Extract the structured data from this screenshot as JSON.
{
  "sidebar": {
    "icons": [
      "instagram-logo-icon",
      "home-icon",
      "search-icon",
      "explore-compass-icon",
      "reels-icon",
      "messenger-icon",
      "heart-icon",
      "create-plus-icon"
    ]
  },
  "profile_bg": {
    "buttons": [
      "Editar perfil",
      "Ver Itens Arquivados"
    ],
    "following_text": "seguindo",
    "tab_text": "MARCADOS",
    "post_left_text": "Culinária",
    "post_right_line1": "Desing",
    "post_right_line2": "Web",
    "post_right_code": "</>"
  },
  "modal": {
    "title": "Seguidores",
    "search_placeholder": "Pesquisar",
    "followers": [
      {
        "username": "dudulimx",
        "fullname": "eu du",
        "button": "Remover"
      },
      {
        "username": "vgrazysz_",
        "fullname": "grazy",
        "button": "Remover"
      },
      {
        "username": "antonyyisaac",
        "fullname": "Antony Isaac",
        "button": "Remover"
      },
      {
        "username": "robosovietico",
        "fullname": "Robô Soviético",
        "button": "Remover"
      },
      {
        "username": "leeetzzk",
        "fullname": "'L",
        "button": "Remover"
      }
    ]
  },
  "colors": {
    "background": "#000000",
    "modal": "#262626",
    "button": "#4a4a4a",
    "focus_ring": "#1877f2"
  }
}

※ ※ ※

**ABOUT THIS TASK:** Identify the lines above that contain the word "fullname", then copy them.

**TASK RESULT:**
        "fullname": "eu du",
        "fullname": "grazy",
        "fullname": "Antony Isaac",
        "fullname": "Robô Soviético",
        "fullname": "'L",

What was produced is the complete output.